Radiopharmaceutical pharmacokinetics are usually approximated by sums of discrete first-order rates, using 3 or more parameters. We hypothesized that pharmacokinetic processes can be modeled even better by continuous probability distributions (CPD) of rates, using only 1-2 parameters. Methods: To test this hypothesis, we used biodistribution data for 188Re-labeled melanin-specific antibody in blood, kidneys, liver, bone marrow, and lungs of melanoma xenograft-bearing mice. We used 3 discrete-rate models (monoexponential, monoexponential with constant, and biexponential) and 4 CPD models (stretched-exponential, modified stretched-exponential, simplified versions of stretched-exponential, and modified stretched-exponential). They were compared by sample-size-corrected Akaike information criterion. Total time integrals of radioactivity were computed for each model and averaged across all models. Results: The ratio of weights of evidence for CPD versus discrete-rate models was high for blood (12.2) and lungs (2.7), almost unity (0.99) for bone marrow, and slightly lower for kidneys (0.81) and liver (0.73). In all organs or tissues except lungs, model-averaged time integrals were 12.7%-54.0% higher than biexponential model estimates. Conclusion: Simple CPD models often outperform more complex discrete-rate models on pharmacokinetic data. Radioactivity time integrals are more robustly estimated by multimodel inference than using any single model.
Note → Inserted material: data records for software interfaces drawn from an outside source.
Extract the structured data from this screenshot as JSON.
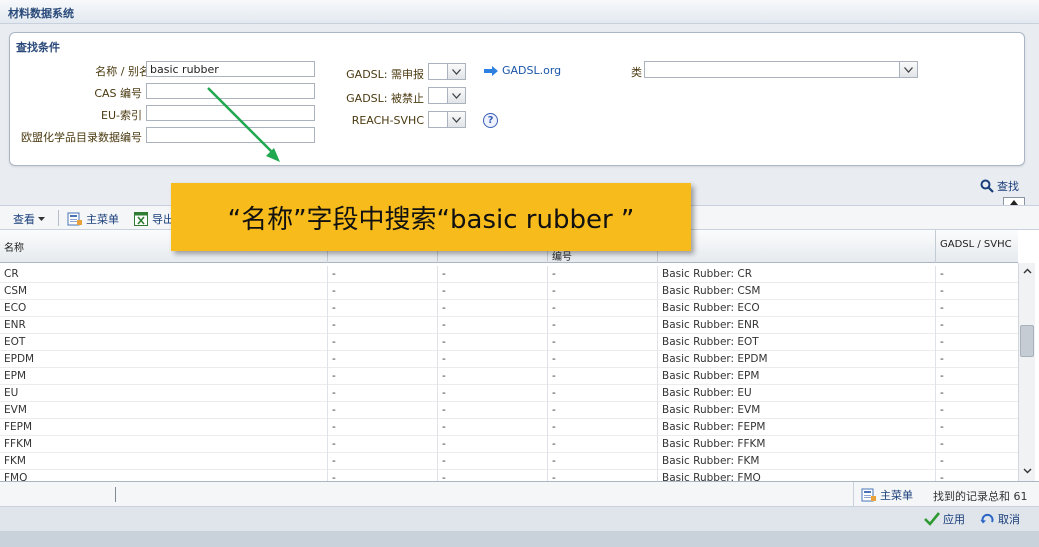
{
  "app": {
    "title": "材料数据系统"
  },
  "search": {
    "title": "查找条件",
    "name_label": "名称 / 别名",
    "name_value": "basic rubber",
    "cas_label": "CAS 编号",
    "eu_label": "EU-索引",
    "echa_label": "欧盟化学品目录数据编号",
    "gadsl_declare_label": "GADSL: 需申报",
    "gadsl_prohibited_label": "GADSL: 被禁止",
    "reach_label": "REACH-SVHC",
    "gadsl_link": "GADSL.org",
    "category_label": "类",
    "find_button": "查找"
  },
  "toolbar": {
    "view": "查看",
    "main_menu": "主菜单",
    "export": "导出"
  },
  "grid": {
    "headers": [
      "名称",
      "",
      "",
      "编号",
      "",
      "GADSL / SVHC"
    ],
    "rows": [
      [
        "CR",
        "-",
        "-",
        "-",
        "Basic Rubber: CR",
        "-"
      ],
      [
        "CSM",
        "-",
        "-",
        "-",
        "Basic Rubber: CSM",
        "-"
      ],
      [
        "ECO",
        "-",
        "-",
        "-",
        "Basic Rubber: ECO",
        "-"
      ],
      [
        "ENR",
        "-",
        "-",
        "-",
        "Basic Rubber: ENR",
        "-"
      ],
      [
        "EOT",
        "-",
        "-",
        "-",
        "Basic Rubber: EOT",
        "-"
      ],
      [
        "EPDM",
        "-",
        "-",
        "-",
        "Basic Rubber: EPDM",
        "-"
      ],
      [
        "EPM",
        "-",
        "-",
        "-",
        "Basic Rubber: EPM",
        "-"
      ],
      [
        "EU",
        "-",
        "-",
        "-",
        "Basic Rubber: EU",
        "-"
      ],
      [
        "EVM",
        "-",
        "-",
        "-",
        "Basic Rubber: EVM",
        "-"
      ],
      [
        "FEPM",
        "-",
        "-",
        "-",
        "Basic Rubber: FEPM",
        "-"
      ],
      [
        "FFKM",
        "-",
        "-",
        "-",
        "Basic Rubber: FFKM",
        "-"
      ],
      [
        "FKM",
        "-",
        "-",
        "-",
        "Basic Rubber: FKM",
        "-"
      ],
      [
        "FMQ",
        "-",
        "-",
        "-",
        "Basic Rubber: FMQ",
        "-"
      ]
    ]
  },
  "status": {
    "main_menu": "主菜单",
    "records_label": "找到的记录总和",
    "records_count": "61"
  },
  "footer": {
    "apply": "应用",
    "cancel": "取消"
  },
  "callout": {
    "text": "“名称”字段中搜索“basic rubber ”"
  },
  "colors": {
    "accent": "#1a3e7a",
    "callout": "#f8bb1c",
    "arrow": "#1fa84f"
  }
}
ASJC Scopus subject areas
- Radiology Nuclear Medicine and imaging